Brooklawn – The Land of Stolen Bicycles EP

The Land of Stolen Bicycles EP

I love the Detroit-area music scene. It seems that every time I meet someone new, they end up being in a band or knowing someone else that’s in a band who they introduce me to, and I end up stumbling upon some really good music because of it. I absolutely love this disorganized, accidental networking method that seems to have developed in my favor over the last few years or so.
At a few Lisboa shows and ‘gatherings’ that I attended during 2002, I constantly ran into Mike Housman, a really nice, intelligent, and rather big guy who was really into music (and also happened to have a shaved head that made him look like he could kick my ass without a moment’s notice). I didn’t really give it a second thought, especially after my car died and pretty much killed any barlife that I had been attempting to build for myself. Flash forward a few months, and someone tells me that this Mike guy is in a band called Brooklawn. I knew he played guitar, so I figured, hey, might as well go hunt down some MP3s or something and check the band out.
Well, eventually, words were exchanged through the rather incestuous grapevine that is the Downriver Detroit music collective, and voices carried enough that someone ever-so-graciously hooked me up with a copy of Brooklawn’s latest EP, The Land of Stolen Bicycles. I guess because of the fact that Mike was big and bald, I expected some thrash-ass hardcore guitar project. Instead, what I ended up getting was a very surprising and really good 18 minutes of solid, somewhat melodic guitar rock here.
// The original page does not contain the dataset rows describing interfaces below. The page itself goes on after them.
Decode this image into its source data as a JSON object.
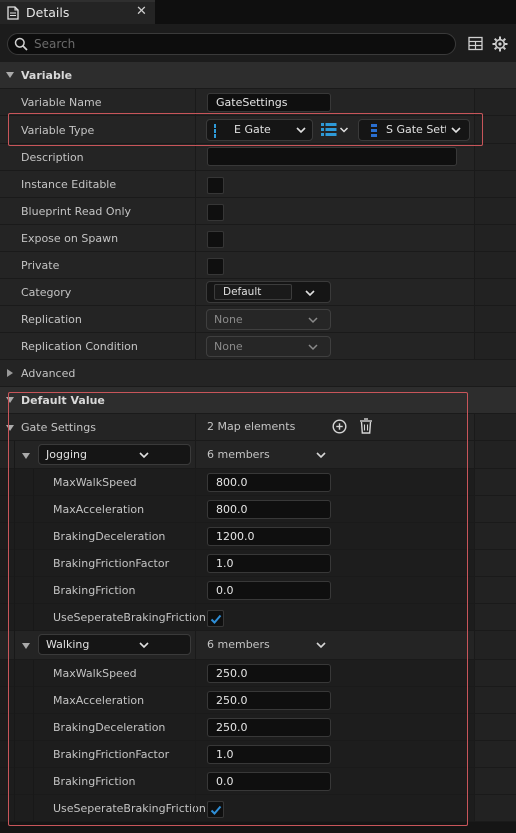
{
  "tab": {
    "title": "Details",
    "close_icon": "close-icon"
  },
  "search": {
    "placeholder": "Search",
    "value": ""
  },
  "sections": {
    "variable": "Variable",
    "default_value": "Default Value"
  },
  "variable": {
    "name_label": "Variable Name",
    "name_value": "GateSettings",
    "type_label": "Variable Type",
    "type_key": "E Gate",
    "type_value": "S Gate Sett",
    "description_label": "Description",
    "description_value": "",
    "instance_editable_label": "Instance Editable",
    "blueprint_readonly_label": "Blueprint Read Only",
    "expose_on_spawn_label": "Expose on Spawn",
    "private_label": "Private",
    "category_label": "Category",
    "category_value": "Default",
    "replication_label": "Replication",
    "replication_value": "None",
    "replication_condition_label": "Replication Condition",
    "replication_condition_value": "None",
    "advanced_label": "Advanced",
    "checkboxes": {
      "instance_editable": false,
      "blueprint_readonly": false,
      "expose_on_spawn": false,
      "private": false
    }
  },
  "default_value": {
    "gate_settings_label": "Gate Settings",
    "map_count": "2 Map elements",
    "entries": [
      {
        "key": "Jogging",
        "members": "6 members",
        "fields": [
          {
            "label": "MaxWalkSpeed",
            "value": "800.0"
          },
          {
            "label": "MaxAcceleration",
            "value": "800.0"
          },
          {
            "label": "BrakingDeceleration",
            "value": "1200.0"
          },
          {
            "label": "BrakingFrictionFactor",
            "value": "1.0"
          },
          {
            "label": "BrakingFriction",
            "value": "0.0"
          }
        ],
        "bool_label": "UseSeperateBrakingFriction",
        "bool_value": true
      },
      {
        "key": "Walking",
        "members": "6 members",
        "fields": [
          {
            "label": "MaxWalkSpeed",
            "value": "250.0"
          },
          {
            "label": "MaxAcceleration",
            "value": "250.0"
          },
          {
            "label": "BrakingDeceleration",
            "value": "250.0"
          },
          {
            "label": "BrakingFrictionFactor",
            "value": "1.0"
          },
          {
            "label": "BrakingFriction",
            "value": "0.0"
          }
        ],
        "bool_label": "UseSeperateBrakingFriction",
        "bool_value": true
      }
    ]
  },
  "colors": {
    "accent": "#2e9ad8",
    "highlight_box": "#c8555a",
    "checkbox_tick": "#2f8fd8"
  }
}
Of course, the hitch is that Brooklawn isn’t a typical everyday bar-room rock band. The guitar riffs are catchy, though not completely poppy, even though the guitars themselves are pretty meaty for the most part. The vocals lean towards the more ’emo’ end of the musical spectrum, as Aaron Kasenow’s restrained, almost quivering voice swells over the course of the songs into strong vocal calls that actually break into coarse, full-blown hollering at times. The hoarse ‘scrape’ of Kasenow’s more inflected syllables adds a dynamic of urgency to the songs, which are really driven by the two crunching rhythm guitars.
The rhythm section itself is solid throughout the EP, which is where the high quality of the mix comes into play with the recording. The upbeat bass seems to be mixed ‘up’ a bit, so it actually stands out as the driving force of most of the songs. The guitars actually seem to flutter around the bass – that is, until the most driving moments of the tracks, when they pick up an extra crunch that usually backs Kasenow’s more hoarse moments. Despite his namesake, drummer Brian Wimpy’s work here is more than capable, although it took a few listens to really nail down how well the drumming anchors the tracks (seeing as the apparent focus is more on the bass, guitars and vocals).
“Sounds Good on Paper” opens the EP with a delicate guitar opening that seems to push Kasenow’s almost hesitant voice to be heard. Once the rhythm section kicks in, the guitars turn up considerably, almost as if they’re suddenly realizing they’re in competition with Kasenow’s voice, which has suddenly developed a harsh, throaty quality. “Proteus” takes a bit more laid-back approach, sitting back on a staggered riff for a few before the guitars lay out the power chorus, complete with more of Kasenow’s intense vocals.
The best example of Brooklawn’s sound, however, comes on “Beginnings and Endings,” which quickly bursts into a really upbeat rhythm that drags the hoarse syllables out of Kasenow right from the start. The guitars are tops here, jumping from chugging riffs to quick, almost lead-guitar noodles and back, while in spots, Kasenow just flat out dumps the hoarse calls and simply sings, letting the guitars supply the song’s crunch for a bit. “Friday Night Funeral” closes the EP out nicely, a five-minute plus meandering that relies more on the tunefulness of the guitars rather than the ‘crunch’ showcased on the previous three tracks. This does drop the intensity level just a bit (for the most part), though the vocals grind a bit on the choruses and the guitars pick up the burn appropriately at track’s end for a very nice (but unexpected) guitar solo.
The best part about Brooklawn is that even when Kasenow’s ‘got his yell on’ and the guitars are more aggressive, the upbeat basslines still keep the songs in the toe-tapper realm. There aren’t any pop-radio style hooks here, but the band’s riffs and guitar interplay are catchy enough in their own right. Hell, even Kasenow’s yelling stays in-tune with the tracks, creating another one of those strange dichotomies where a band shouldn’t sound quite as melodic as they do, but they pull it off anyways. The Land of Stolen Bicycles may not convert anyone who doesn’t go for this sorta stuff (**this is the part where I glare at the holier-than-thou ‘scensters’**), but it’s damned good stuff regardless.